Segment Start: Given information

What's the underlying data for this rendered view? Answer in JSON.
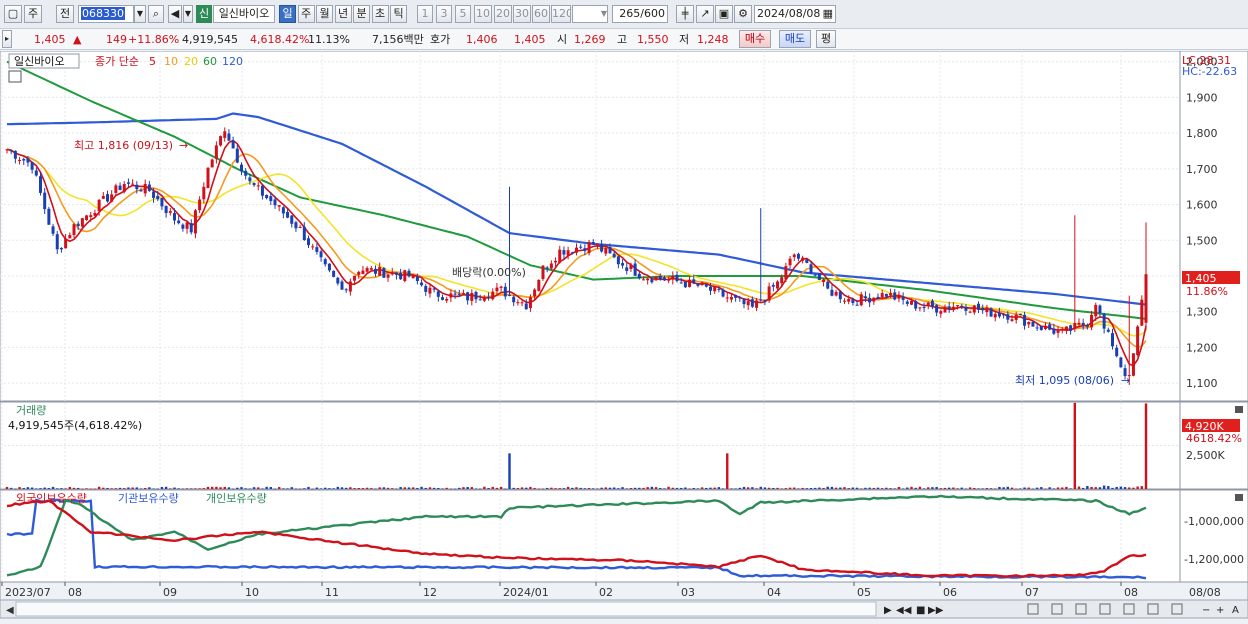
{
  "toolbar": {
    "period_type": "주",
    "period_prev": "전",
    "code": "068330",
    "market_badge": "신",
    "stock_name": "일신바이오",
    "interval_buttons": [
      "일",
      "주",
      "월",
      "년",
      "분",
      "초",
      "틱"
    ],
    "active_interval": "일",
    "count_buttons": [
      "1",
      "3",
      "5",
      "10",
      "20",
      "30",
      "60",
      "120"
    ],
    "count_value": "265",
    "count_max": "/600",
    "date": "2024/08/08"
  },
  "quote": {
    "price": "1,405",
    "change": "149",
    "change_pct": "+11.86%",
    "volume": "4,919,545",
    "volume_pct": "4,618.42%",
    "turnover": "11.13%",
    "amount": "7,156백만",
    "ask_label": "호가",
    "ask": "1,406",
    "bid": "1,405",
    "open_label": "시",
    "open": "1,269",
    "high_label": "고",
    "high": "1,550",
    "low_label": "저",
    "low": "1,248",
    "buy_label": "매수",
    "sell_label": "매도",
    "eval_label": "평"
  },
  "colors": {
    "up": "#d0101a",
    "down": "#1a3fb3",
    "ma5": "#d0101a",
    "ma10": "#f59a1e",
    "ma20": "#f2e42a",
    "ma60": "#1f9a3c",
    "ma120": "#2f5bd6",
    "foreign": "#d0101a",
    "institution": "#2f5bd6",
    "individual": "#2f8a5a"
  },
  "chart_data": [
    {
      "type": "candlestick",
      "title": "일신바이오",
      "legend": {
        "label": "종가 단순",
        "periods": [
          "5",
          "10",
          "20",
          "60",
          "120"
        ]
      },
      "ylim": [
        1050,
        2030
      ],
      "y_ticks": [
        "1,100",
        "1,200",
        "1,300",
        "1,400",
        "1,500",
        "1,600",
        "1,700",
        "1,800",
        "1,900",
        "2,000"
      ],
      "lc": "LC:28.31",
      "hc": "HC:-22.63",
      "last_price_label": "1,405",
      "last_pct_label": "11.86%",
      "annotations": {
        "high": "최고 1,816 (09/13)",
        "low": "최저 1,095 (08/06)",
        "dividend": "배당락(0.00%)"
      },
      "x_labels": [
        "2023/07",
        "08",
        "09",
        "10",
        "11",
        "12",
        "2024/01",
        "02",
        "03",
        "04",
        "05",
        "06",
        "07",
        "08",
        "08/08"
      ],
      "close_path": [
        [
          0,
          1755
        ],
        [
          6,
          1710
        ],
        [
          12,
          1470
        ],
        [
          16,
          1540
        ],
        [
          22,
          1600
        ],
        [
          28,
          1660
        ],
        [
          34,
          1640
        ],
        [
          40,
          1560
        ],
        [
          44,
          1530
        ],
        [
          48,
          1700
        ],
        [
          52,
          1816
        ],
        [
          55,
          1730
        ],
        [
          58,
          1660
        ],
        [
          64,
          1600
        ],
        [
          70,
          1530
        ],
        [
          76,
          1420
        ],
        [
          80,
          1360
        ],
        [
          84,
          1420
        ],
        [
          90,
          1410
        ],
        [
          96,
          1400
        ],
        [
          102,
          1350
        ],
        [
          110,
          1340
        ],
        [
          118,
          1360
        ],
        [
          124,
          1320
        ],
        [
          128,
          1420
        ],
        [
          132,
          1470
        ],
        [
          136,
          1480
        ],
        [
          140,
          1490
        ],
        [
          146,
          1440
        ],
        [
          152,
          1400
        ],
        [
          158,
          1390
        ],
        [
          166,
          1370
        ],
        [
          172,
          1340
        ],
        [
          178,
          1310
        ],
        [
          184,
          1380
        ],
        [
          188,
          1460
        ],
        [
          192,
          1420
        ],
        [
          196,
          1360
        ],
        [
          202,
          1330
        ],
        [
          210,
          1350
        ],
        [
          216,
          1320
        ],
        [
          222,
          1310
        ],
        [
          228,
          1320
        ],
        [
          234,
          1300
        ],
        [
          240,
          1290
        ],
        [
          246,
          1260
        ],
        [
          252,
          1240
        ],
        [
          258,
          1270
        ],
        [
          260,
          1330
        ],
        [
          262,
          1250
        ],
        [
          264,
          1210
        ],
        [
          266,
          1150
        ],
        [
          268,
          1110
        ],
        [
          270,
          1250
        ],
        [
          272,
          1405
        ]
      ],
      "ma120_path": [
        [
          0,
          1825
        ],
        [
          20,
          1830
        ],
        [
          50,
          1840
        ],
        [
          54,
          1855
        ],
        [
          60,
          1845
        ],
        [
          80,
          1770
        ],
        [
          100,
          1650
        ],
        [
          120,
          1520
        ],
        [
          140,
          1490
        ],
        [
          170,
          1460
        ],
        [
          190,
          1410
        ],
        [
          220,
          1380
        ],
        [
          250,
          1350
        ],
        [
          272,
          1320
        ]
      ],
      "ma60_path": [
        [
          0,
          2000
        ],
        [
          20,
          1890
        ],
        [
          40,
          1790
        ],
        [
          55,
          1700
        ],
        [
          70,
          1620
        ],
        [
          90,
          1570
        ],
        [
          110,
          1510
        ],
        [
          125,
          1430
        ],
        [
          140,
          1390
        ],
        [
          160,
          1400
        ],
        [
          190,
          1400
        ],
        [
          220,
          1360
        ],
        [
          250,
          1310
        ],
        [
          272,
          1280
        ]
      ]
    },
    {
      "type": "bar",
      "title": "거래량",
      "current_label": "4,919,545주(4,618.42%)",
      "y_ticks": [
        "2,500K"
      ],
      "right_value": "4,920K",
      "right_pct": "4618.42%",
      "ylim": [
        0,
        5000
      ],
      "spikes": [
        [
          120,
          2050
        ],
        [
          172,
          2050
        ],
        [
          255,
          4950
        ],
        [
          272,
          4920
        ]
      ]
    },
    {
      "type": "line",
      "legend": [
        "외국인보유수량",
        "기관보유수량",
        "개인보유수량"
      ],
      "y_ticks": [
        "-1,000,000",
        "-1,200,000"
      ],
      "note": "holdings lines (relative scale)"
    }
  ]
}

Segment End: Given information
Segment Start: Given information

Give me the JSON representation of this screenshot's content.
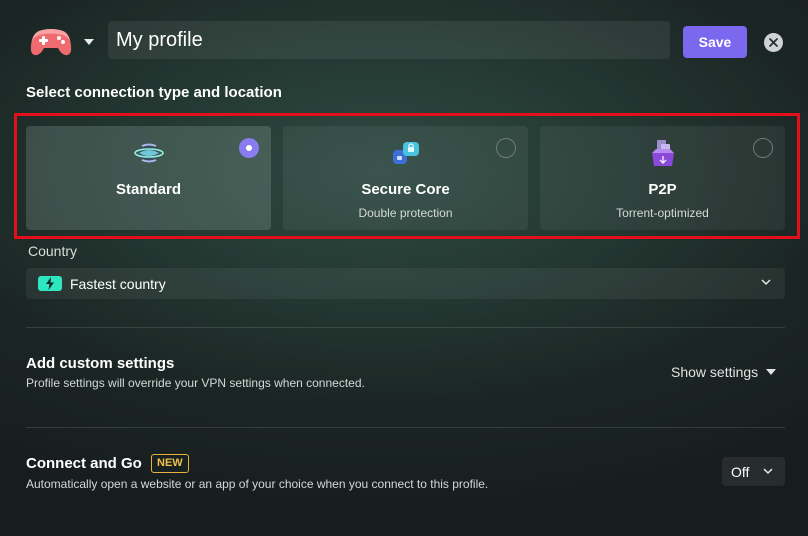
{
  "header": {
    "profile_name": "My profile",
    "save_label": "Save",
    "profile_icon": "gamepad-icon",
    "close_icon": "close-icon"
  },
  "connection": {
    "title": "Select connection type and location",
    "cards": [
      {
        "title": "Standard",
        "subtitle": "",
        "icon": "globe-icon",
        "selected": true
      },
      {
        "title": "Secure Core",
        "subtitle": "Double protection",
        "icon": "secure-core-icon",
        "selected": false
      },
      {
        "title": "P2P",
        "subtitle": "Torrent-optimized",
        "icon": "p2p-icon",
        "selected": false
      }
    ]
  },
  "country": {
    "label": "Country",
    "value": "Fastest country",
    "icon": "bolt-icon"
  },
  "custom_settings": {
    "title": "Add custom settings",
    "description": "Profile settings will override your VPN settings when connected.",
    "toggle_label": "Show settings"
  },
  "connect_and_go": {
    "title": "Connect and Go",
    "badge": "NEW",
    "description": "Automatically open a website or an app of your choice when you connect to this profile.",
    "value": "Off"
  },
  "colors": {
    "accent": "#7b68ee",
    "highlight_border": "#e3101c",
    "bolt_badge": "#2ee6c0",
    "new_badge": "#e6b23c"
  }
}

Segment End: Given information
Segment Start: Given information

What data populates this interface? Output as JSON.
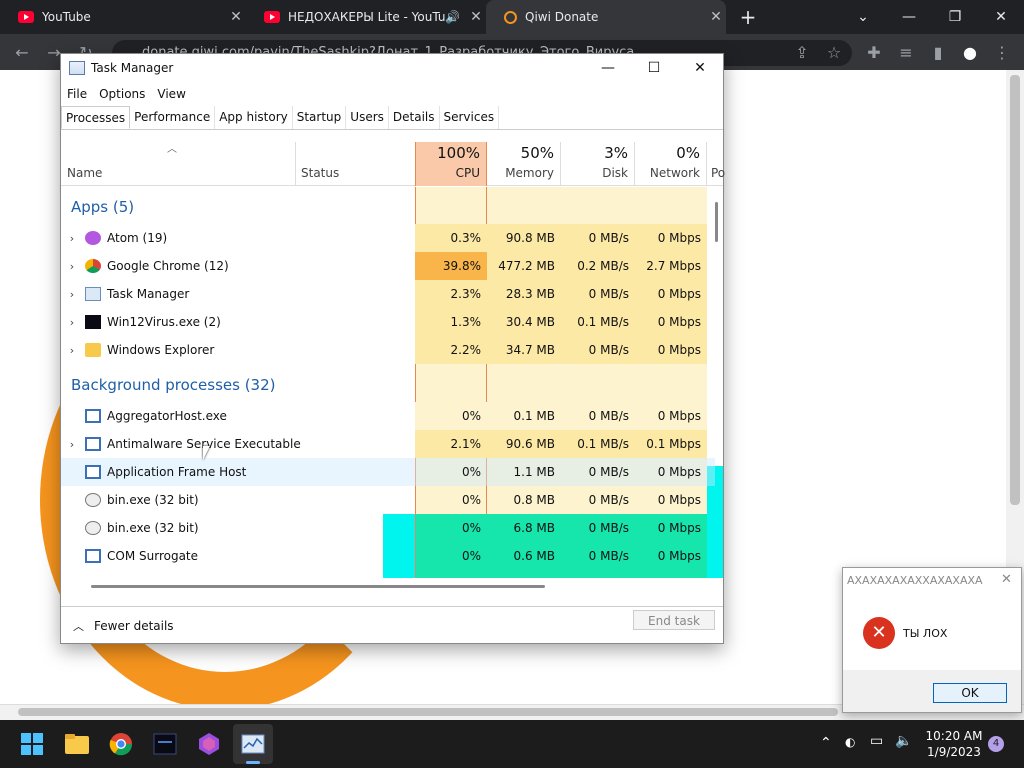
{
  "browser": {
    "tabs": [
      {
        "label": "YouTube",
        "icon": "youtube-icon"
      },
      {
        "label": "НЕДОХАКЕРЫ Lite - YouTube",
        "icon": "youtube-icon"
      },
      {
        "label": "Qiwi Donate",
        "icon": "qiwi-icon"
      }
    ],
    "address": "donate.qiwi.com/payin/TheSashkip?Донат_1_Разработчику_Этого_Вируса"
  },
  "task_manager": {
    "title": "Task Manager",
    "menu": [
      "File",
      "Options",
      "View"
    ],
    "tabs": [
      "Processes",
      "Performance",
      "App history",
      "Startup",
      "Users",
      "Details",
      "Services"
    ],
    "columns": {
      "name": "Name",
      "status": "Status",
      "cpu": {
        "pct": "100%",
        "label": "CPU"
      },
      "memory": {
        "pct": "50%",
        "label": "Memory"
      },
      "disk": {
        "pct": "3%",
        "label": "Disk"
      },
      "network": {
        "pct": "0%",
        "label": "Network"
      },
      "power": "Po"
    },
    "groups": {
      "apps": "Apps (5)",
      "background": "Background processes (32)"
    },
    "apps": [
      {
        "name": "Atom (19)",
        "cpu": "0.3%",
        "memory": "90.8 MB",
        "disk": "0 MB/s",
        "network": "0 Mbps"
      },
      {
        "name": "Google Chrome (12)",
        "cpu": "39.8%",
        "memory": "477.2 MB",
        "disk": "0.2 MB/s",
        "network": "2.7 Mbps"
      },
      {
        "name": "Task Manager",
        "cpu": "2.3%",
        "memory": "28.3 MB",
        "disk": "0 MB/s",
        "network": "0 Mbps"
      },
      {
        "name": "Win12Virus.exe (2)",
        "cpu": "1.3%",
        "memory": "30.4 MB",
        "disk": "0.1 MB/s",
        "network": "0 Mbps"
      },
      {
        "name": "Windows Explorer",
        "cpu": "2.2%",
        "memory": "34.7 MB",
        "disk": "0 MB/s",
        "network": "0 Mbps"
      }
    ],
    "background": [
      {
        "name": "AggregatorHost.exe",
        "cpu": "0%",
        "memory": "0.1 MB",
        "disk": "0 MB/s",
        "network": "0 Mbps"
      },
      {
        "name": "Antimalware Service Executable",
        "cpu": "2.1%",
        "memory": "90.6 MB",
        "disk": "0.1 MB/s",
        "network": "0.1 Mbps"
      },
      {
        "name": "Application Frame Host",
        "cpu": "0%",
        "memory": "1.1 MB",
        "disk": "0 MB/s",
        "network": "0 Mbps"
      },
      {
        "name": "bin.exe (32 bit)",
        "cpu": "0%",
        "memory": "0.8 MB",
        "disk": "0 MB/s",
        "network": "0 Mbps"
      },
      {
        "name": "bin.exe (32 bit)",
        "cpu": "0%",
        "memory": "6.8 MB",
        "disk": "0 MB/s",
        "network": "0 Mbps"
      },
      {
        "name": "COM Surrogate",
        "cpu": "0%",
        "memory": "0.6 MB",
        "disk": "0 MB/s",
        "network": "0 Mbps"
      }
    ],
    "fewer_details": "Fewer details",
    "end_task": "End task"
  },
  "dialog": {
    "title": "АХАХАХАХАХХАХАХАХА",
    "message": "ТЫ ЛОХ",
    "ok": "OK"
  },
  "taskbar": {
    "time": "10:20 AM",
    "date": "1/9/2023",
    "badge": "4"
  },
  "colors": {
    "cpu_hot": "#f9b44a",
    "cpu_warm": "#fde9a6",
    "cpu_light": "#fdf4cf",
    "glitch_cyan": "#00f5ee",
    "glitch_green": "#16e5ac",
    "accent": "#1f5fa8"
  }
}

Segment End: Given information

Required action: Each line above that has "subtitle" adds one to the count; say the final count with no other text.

Task output: 3